* **LISTED RECORDS**
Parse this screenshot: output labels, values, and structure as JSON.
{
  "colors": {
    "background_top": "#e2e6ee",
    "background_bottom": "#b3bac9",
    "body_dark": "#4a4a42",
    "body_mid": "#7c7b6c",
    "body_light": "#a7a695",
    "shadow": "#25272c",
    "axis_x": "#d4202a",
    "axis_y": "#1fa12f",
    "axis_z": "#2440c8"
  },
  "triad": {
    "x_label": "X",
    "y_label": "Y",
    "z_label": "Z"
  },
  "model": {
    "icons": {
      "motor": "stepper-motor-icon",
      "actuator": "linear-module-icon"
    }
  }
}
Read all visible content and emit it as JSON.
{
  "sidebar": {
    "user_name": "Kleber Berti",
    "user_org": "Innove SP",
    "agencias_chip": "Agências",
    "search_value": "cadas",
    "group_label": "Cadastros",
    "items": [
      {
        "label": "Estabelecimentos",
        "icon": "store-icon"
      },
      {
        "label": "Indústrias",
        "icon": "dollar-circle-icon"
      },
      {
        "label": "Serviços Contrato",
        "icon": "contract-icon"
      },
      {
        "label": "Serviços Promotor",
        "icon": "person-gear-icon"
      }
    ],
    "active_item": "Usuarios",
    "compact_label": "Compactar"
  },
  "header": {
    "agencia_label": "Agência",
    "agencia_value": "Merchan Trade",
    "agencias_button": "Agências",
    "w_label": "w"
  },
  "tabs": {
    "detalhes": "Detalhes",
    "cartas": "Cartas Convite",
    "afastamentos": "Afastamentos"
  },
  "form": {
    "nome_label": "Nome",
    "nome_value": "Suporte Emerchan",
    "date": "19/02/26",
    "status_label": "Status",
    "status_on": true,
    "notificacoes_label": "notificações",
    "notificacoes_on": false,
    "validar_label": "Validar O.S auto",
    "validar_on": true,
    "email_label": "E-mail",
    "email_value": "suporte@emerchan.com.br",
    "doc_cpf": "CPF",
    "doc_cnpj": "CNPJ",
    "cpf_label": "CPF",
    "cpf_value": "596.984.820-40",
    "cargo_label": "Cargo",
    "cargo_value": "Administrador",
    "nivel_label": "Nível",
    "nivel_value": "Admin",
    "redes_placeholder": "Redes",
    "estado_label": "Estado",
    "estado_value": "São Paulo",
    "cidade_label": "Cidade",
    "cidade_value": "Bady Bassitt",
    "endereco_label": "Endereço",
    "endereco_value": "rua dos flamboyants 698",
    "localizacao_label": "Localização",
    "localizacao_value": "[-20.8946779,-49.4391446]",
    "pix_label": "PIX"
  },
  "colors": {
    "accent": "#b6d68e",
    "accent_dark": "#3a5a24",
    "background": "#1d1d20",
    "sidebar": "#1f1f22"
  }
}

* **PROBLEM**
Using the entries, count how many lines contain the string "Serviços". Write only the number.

* **ANSWER TO THE EXERCISE**
2